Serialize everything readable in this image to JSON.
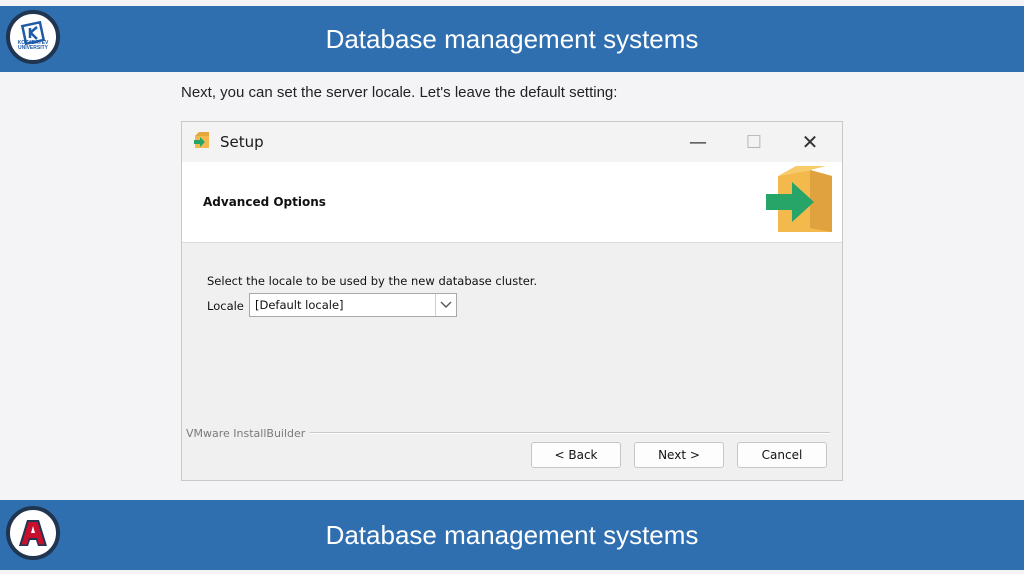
{
  "header": {
    "title": "Database management systems",
    "logo_text": "KOZYBAYEV UNIVERSITY"
  },
  "footer_banner": {
    "title": "Database management systems",
    "logo_letter": "A"
  },
  "intro_text": "Next, you can set the server locale. Let's leave the default setting:",
  "dialog": {
    "title": "Setup",
    "window_controls": {
      "minimize": "—",
      "maximize": "☐",
      "close": "✕"
    },
    "header_title": "Advanced Options",
    "instruction": "Select the locale to be used by the new database cluster.",
    "locale_label": "Locale",
    "locale_value": "[Default locale]",
    "footer_brand": "VMware InstallBuilder",
    "buttons": {
      "back": "< Back",
      "next": "Next >",
      "cancel": "Cancel"
    }
  },
  "colors": {
    "banner": "#2f6fb0",
    "logo_border": "#1f3550",
    "university_blue": "#1e5aa8",
    "arizona_red": "#c8102e",
    "box_orange": "#f3b94d",
    "arrow_green": "#27a568"
  },
  "icons": {
    "app_icon": "installer-box-icon",
    "header_art": "box-arrow-icon",
    "dropdown": "chevron-down-icon"
  }
}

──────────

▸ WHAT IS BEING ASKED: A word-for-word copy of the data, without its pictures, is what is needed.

▸ REPLY TO THE EXERCISE:
Serialize everything readable in this image to JSON.
{
  "header": {
    "title": "Database management systems",
    "logo_text": "KOZYBAYEV UNIVERSITY"
  },
  "footer_banner": {
    "title": "Database management systems",
    "logo_letter": "A"
  },
  "intro_text": "Next, you can set the server locale. Let's leave the default setting:",
  "dialog": {
    "title": "Setup",
    "window_controls": {
      "minimize": "—",
      "maximize": "☐",
      "close": "✕"
    },
    "header_title": "Advanced Options",
    "instruction": "Select the locale to be used by the new database cluster.",
    "locale_label": "Locale",
    "locale_value": "[Default locale]",
    "footer_brand": "VMware InstallBuilder",
    "buttons": {
      "back": "< Back",
      "next": "Next >",
      "cancel": "Cancel"
    }
  },
  "colors": {
    "banner": "#2f6fb0",
    "logo_border": "#1f3550",
    "university_blue": "#1e5aa8",
    "arizona_red": "#c8102e",
    "box_orange": "#f3b94d",
    "arrow_green": "#27a568"
  },
  "icons": {
    "app_icon": "installer-box-icon",
    "header_art": "box-arrow-icon",
    "dropdown": "chevron-down-icon"
  }
}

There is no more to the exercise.